Wearing sunglasses, a dirty cowboy hat and sweat-soaked T-shirt, Mr. Bush used a chainsaw to cut a tree in half before leading journalists on an unusually thorough tour of his land. The president clambered over logs, hiked up steep inclines and seemed to relish his role as Naturalist-in-Chief.
"I've seen fox in here; I've seen all kinds of bird," he said as he stood in a favorite canyon. He added sardonically, "It's a wonderful spot to come up in here and just kind of think about the budget."
But reporters were warned in advance by a White House official that the president wanted to talk about his property, not his policies.
"Sometimes it's important to just get away," Mr. Bush said. "Plus, you know, one of the things we miss in Washington is our friends. And they're here.
"And we find it really relaxing to sit down on the porch with our buddies and just shoot the breeze. And you know, it's amazing you don't have to defend any policy you make."
Mr. Bush, who has been criticized by Democrats and the press for taking a monthlong working vacation in Crawford, said Americans "are beginning to realize that this is our home." He added: "I'm a homebody. I like my home. I like my own bedroom. I like hanging out with my family and friends here."
Although he was careful to say nice things about Washington and the White House, Mr. Bush made clear he prefers Crawford.
"You know, coming out here makes you realize that Washington is a wonderful place, but it's certainly not the center of all wisdom and knowledge," he said. "There is a lot of wisdom and knowledge in the minds and souls of the folks of Crawford, Texas, just like there are amongst some of the elite in Washington."
His vacation has not been all rest.

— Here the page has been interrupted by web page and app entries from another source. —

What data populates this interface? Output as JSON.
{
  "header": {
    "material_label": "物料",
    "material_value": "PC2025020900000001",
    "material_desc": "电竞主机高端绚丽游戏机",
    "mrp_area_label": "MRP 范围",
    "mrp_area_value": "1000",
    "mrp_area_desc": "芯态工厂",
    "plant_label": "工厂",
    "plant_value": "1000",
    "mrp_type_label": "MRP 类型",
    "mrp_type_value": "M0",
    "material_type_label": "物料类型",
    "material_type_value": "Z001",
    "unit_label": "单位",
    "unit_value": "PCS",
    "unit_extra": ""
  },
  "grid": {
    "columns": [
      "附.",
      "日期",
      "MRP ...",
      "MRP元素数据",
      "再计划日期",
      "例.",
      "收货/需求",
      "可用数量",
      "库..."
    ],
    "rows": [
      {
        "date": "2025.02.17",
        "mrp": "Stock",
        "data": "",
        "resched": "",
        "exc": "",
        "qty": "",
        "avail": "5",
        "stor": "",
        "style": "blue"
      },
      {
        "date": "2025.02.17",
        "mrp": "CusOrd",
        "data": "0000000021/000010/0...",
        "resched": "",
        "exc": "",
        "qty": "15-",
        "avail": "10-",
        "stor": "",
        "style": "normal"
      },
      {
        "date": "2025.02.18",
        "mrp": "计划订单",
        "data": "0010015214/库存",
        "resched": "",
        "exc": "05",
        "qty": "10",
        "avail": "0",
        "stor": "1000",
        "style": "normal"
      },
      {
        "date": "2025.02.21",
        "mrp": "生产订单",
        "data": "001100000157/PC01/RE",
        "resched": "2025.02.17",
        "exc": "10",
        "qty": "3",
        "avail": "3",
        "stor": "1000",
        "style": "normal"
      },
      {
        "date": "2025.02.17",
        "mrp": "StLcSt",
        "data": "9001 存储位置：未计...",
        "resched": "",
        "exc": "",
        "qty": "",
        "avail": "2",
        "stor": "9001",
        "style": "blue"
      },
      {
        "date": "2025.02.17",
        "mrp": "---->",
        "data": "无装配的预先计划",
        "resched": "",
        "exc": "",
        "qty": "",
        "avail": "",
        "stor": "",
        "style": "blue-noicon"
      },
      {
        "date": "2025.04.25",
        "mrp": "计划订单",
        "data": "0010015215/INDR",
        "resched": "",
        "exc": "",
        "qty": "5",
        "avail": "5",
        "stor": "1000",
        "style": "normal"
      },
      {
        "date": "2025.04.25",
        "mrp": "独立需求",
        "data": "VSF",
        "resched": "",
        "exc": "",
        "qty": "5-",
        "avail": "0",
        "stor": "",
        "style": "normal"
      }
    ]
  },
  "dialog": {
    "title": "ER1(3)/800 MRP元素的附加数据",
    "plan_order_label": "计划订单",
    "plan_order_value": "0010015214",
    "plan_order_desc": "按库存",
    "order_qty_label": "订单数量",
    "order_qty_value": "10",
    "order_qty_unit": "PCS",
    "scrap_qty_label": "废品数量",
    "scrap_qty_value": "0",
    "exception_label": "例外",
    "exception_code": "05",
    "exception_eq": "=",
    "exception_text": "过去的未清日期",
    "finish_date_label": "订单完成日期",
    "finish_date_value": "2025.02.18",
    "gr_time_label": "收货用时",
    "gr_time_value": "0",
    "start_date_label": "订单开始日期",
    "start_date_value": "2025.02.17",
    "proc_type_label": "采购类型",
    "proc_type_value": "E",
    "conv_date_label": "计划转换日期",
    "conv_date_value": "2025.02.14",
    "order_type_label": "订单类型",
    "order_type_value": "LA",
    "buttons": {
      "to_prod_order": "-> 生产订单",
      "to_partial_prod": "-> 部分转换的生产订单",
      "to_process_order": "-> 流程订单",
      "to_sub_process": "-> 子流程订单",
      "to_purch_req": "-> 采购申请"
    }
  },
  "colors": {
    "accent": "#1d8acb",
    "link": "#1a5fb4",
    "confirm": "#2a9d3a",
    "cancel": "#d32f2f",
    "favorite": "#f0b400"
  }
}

He spent hours Friday talking with military advisers in a marathon meeting at the ranch that would have been truncated by the crush of other business if it had been held in the White House. He also has been able to spend more time with National Security Adviser Condoleezza Rice.
"As a matter of fact, in some ways this place is better for work," Mr. Bush said. "This place allows for more in-depth discussions. Condi and I spend a lot of time just sitting around visiting about our foreign policy matters."
He added, "The CIA briefings I have on our porch the end of our porch looking out over the lake."
The president has managed to spend a few hours each day building nature trails in his canyons, including one he calls his cathedral. He said Tonkawa Indians once brought horses here for water and shelter.
Yesterday, he dubbed himself the "tree man" because he kept rattling off the names of hardwoods and other plants that recently were identified by experts from Texas A&M; University. He pointed out oak, ash, elm, willow, pecan, sycamore, hackberry and cedars that make the place "kind of jungly." He also talked about poison ivy, wildflowers, buffalo grass and Johnson grass.
Mr. Bush demonstrated a thorough knowledge of Texas wildlife, including doves, golden cheek warblers, rattlesnakes and cottonmouth snakes. He said his dogs, Spot and Barney, love to chase armadillos, wild turkeys and grasshoppers.
Finally, the president spoke at length about the region's soil, rock formations, aquifers, rainfall and weather. He waxed about topographies ranging from hay country to hill country, from "black land prairie" to "transition zones."
He even explained the heating and cooling system of the water supply to the ranch house.
"It's the same type of system that Vice President Gore put in the vice presidential house, which I didn't realize," Mr. Bush remarked. "But he did."


Copyright © 2018 The Washington Times, LLC. Click here for reprint permission.

The Washington Times Comment Policy

The Washington Times welcomes your comments on Spot.im, our third-party provider. Please read our Comment Policy before commenting.

 

Click to Read More and View Comments

Click to Hide